> Exercise prompt:
Make an exact copy of every entry.
═══ Source data
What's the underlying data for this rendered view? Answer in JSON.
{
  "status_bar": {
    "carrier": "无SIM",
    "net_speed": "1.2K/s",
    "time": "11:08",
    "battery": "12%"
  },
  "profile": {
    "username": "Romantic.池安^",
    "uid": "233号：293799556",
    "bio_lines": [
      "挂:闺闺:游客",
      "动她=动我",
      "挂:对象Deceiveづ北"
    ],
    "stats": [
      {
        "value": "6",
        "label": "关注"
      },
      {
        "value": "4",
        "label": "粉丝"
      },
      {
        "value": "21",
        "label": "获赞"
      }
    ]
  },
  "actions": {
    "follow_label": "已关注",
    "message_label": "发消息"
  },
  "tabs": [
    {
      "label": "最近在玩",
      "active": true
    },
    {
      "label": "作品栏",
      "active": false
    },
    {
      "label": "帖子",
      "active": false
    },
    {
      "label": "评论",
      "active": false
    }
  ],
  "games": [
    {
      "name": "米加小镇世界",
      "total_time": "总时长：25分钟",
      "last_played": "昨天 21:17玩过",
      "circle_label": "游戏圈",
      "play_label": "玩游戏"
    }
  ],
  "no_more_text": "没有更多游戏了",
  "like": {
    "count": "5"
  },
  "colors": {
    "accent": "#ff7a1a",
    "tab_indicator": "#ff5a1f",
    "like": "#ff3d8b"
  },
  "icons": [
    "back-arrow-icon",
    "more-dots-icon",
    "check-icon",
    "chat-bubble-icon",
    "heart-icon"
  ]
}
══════
> Expected output:
What's the underlying data for this rendered view? Answer in JSON.
{
  "status_bar": {
    "carrier": "无SIM",
    "net_speed": "1.2K/s",
    "time": "11:08",
    "battery": "12%"
  },
  "profile": {
    "username": "Romantic.池安^",
    "uid": "233号：293799556",
    "bio_lines": [
      "挂:闺闺:游客",
      "动她=动我",
      "挂:对象Deceiveづ北"
    ],
    "stats": [
      {
        "value": "6",
        "label": "关注"
      },
      {
        "value": "4",
        "label": "粉丝"
      },
      {
        "value": "21",
        "label": "获赞"
      }
    ]
  },
  "actions": {
    "follow_label": "已关注",
    "message_label": "发消息"
  },
  "tabs": [
    {
      "label": "最近在玩",
      "active": true
    },
    {
      "label": "作品栏",
      "active": false
    },
    {
      "label": "帖子",
      "active": false
    },
    {
      "label": "评论",
      "active": false
    }
  ],
  "games": [
    {
      "name": "米加小镇世界",
      "total_time": "总时长：25分钟",
      "last_played": "昨天 21:17玩过",
      "circle_label": "游戏圈",
      "play_label": "玩游戏"
    }
  ],
  "no_more_text": "没有更多游戏了",
  "like": {
    "count": "5"
  },
  "colors": {
    "accent": "#ff7a1a",
    "tab_indicator": "#ff5a1f",
    "like": "#ff3d8b"
  },
  "icons": [
    "back-arrow-icon",
    "more-dots-icon",
    "check-icon",
    "chat-bubble-icon",
    "heart-icon"
  ]
}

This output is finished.